Element data from apps and pages:

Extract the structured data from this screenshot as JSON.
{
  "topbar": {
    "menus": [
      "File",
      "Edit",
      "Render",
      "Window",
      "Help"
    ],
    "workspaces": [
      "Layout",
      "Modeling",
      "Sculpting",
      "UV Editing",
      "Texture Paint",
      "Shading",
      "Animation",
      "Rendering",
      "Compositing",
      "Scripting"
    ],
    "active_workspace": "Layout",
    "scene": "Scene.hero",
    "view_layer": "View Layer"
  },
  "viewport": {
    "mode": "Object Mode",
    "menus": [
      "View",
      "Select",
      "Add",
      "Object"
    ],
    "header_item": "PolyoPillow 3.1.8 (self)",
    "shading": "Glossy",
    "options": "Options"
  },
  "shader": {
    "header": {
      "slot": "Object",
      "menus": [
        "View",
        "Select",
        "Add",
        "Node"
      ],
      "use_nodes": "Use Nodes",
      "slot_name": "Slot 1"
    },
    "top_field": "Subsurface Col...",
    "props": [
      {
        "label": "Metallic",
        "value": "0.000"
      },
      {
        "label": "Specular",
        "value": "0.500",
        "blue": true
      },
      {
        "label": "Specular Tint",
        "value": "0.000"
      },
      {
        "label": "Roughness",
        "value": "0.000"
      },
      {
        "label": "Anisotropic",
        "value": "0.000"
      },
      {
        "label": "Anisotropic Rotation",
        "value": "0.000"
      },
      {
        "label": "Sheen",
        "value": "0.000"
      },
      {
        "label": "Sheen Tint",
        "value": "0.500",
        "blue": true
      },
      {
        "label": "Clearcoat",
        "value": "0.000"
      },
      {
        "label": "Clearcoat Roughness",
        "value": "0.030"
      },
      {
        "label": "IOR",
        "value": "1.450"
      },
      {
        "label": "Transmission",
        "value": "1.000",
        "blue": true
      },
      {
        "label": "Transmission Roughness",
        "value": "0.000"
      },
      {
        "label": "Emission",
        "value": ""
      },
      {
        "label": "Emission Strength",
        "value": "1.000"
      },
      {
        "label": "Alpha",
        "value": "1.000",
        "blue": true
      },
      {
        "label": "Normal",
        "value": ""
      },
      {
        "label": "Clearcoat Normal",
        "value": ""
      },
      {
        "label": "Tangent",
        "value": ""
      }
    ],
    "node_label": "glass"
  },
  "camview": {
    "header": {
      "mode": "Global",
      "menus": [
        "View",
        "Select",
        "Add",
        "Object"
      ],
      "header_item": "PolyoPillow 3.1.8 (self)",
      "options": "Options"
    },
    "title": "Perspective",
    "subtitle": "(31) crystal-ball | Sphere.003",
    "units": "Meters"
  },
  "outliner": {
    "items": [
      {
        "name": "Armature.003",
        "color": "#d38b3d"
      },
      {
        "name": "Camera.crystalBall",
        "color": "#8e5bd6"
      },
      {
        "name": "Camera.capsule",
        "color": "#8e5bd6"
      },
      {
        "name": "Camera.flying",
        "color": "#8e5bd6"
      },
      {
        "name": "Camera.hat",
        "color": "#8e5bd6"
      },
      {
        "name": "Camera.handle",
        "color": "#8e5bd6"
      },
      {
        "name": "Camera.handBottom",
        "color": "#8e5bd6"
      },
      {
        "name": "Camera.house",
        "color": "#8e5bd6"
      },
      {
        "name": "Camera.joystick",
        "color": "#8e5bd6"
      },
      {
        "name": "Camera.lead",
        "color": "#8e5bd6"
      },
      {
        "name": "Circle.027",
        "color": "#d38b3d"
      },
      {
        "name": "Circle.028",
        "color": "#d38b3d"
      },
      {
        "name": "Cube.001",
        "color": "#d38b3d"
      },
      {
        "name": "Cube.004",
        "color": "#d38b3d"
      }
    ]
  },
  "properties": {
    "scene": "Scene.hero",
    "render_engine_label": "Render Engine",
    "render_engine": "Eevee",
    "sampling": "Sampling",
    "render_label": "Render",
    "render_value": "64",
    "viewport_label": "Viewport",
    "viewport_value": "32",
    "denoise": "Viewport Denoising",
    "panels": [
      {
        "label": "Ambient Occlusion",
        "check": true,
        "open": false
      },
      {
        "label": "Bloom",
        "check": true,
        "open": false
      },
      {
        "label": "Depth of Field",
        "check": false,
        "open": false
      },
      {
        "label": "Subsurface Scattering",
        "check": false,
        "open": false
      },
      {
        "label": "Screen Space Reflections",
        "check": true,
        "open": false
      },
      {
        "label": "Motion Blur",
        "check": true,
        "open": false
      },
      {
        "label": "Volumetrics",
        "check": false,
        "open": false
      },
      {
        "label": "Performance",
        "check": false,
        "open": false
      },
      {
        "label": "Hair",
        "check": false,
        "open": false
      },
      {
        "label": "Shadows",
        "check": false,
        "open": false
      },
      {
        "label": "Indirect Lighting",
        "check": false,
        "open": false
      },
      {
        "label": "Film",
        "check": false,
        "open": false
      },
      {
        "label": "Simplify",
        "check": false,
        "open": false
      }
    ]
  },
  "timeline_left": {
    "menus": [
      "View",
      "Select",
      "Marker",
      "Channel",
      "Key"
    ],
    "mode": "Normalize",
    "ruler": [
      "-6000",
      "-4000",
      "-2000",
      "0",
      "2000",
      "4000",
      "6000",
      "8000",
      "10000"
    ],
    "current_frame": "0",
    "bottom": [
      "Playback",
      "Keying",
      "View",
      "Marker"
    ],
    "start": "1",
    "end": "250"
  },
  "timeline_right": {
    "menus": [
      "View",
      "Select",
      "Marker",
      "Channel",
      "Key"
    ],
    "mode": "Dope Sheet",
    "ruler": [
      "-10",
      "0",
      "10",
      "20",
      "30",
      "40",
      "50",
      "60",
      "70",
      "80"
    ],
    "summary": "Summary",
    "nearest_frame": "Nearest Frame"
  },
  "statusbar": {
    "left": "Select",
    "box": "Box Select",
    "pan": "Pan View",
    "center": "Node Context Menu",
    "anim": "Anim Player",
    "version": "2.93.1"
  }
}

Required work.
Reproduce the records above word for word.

Your solution.
Extract the structured data from this screenshot as JSON.
{
  "topbar": {
    "menus": [
      "File",
      "Edit",
      "Render",
      "Window",
      "Help"
    ],
    "workspaces": [
      "Layout",
      "Modeling",
      "Sculpting",
      "UV Editing",
      "Texture Paint",
      "Shading",
      "Animation",
      "Rendering",
      "Compositing",
      "Scripting"
    ],
    "active_workspace": "Layout",
    "scene": "Scene.hero",
    "view_layer": "View Layer"
  },
  "viewport": {
    "mode": "Object Mode",
    "menus": [
      "View",
      "Select",
      "Add",
      "Object"
    ],
    "header_item": "PolyoPillow 3.1.8 (self)",
    "shading": "Glossy",
    "options": "Options"
  },
  "shader": {
    "header": {
      "slot": "Object",
      "menus": [
        "View",
        "Select",
        "Add",
        "Node"
      ],
      "use_nodes": "Use Nodes",
      "slot_name": "Slot 1"
    },
    "top_field": "Subsurface Col...",
    "props": [
      {
        "label": "Metallic",
        "value": "0.000"
      },
      {
        "label": "Specular",
        "value": "0.500",
        "blue": true
      },
      {
        "label": "Specular Tint",
        "value": "0.000"
      },
      {
        "label": "Roughness",
        "value": "0.000"
      },
      {
        "label": "Anisotropic",
        "value": "0.000"
      },
      {
        "label": "Anisotropic Rotation",
        "value": "0.000"
      },
      {
        "label": "Sheen",
        "value": "0.000"
      },
      {
        "label": "Sheen Tint",
        "value": "0.500",
        "blue": true
      },
      {
        "label": "Clearcoat",
        "value": "0.000"
      },
      {
        "label": "Clearcoat Roughness",
        "value": "0.030"
      },
      {
        "label": "IOR",
        "value": "1.450"
      },
      {
        "label": "Transmission",
        "value": "1.000",
        "blue": true
      },
      {
        "label": "Transmission Roughness",
        "value": "0.000"
      },
      {
        "label": "Emission",
        "value": ""
      },
      {
        "label": "Emission Strength",
        "value": "1.000"
      },
      {
        "label": "Alpha",
        "value": "1.000",
        "blue": true
      },
      {
        "label": "Normal",
        "value": ""
      },
      {
        "label": "Clearcoat Normal",
        "value": ""
      },
      {
        "label": "Tangent",
        "value": ""
      }
    ],
    "node_label": "glass"
  },
  "camview": {
    "header": {
      "mode": "Global",
      "menus": [
        "View",
        "Select",
        "Add",
        "Object"
      ],
      "header_item": "PolyoPillow 3.1.8 (self)",
      "options": "Options"
    },
    "title": "Perspective",
    "subtitle": "(31) crystal-ball | Sphere.003",
    "units": "Meters"
  },
  "outliner": {
    "items": [
      {
        "name": "Armature.003",
        "color": "#d38b3d"
      },
      {
        "name": "Camera.crystalBall",
        "color": "#8e5bd6"
      },
      {
        "name": "Camera.capsule",
        "color": "#8e5bd6"
      },
      {
        "name": "Camera.flying",
        "color": "#8e5bd6"
      },
      {
        "name": "Camera.hat",
        "color": "#8e5bd6"
      },
      {
        "name": "Camera.handle",
        "color": "#8e5bd6"
      },
      {
        "name": "Camera.handBottom",
        "color": "#8e5bd6"
      },
      {
        "name": "Camera.house",
        "color": "#8e5bd6"
      },
      {
        "name": "Camera.joystick",
        "color": "#8e5bd6"
      },
      {
        "name": "Camera.lead",
        "color": "#8e5bd6"
      },
      {
        "name": "Circle.027",
        "color": "#d38b3d"
      },
      {
        "name": "Circle.028",
        "color": "#d38b3d"
      },
      {
        "name": "Cube.001",
        "color": "#d38b3d"
      },
      {
        "name": "Cube.004",
        "color": "#d38b3d"
      }
    ]
  },
  "properties": {
    "scene": "Scene.hero",
    "render_engine_label": "Render Engine",
    "render_engine": "Eevee",
    "sampling": "Sampling",
    "render_label": "Render",
    "render_value": "64",
    "viewport_label": "Viewport",
    "viewport_value": "32",
    "denoise": "Viewport Denoising",
    "panels": [
      {
        "label": "Ambient Occlusion",
        "check": true,
        "open": false
      },
      {
        "label": "Bloom",
        "check": true,
        "open": false
      },
      {
        "label": "Depth of Field",
        "check": false,
        "open": false
      },
      {
        "label": "Subsurface Scattering",
        "check": false,
        "open": false
      },
      {
        "label": "Screen Space Reflections",
        "check": true,
        "open": false
      },
      {
        "label": "Motion Blur",
        "check": true,
        "open": false
      },
      {
        "label": "Volumetrics",
        "check": false,
        "open": false
      },
      {
        "label": "Performance",
        "check": false,
        "open": false
      },
      {
        "label": "Hair",
        "check": false,
        "open": false
      },
      {
        "label": "Shadows",
        "check": false,
        "open": false
      },
      {
        "label": "Indirect Lighting",
        "check": false,
        "open": false
      },
      {
        "label": "Film",
        "check": false,
        "open": false
      },
      {
        "label": "Simplify",
        "check": false,
        "open": false
      }
    ]
  },
  "timeline_left": {
    "menus": [
      "View",
      "Select",
      "Marker",
      "Channel",
      "Key"
    ],
    "mode": "Normalize",
    "ruler": [
      "-6000",
      "-4000",
      "-2000",
      "0",
      "2000",
      "4000",
      "6000",
      "8000",
      "10000"
    ],
    "current_frame": "0",
    "bottom": [
      "Playback",
      "Keying",
      "View",
      "Marker"
    ],
    "start": "1",
    "end": "250"
  },
  "timeline_right": {
    "menus": [
      "View",
      "Select",
      "Marker",
      "Channel",
      "Key"
    ],
    "mode": "Dope Sheet",
    "ruler": [
      "-10",
      "0",
      "10",
      "20",
      "30",
      "40",
      "50",
      "60",
      "70",
      "80"
    ],
    "summary": "Summary",
    "nearest_frame": "Nearest Frame"
  },
  "statusbar": {
    "left": "Select",
    "box": "Box Select",
    "pan": "Pan View",
    "center": "Node Context Menu",
    "anim": "Anim Player",
    "version": "2.93.1"
  }
}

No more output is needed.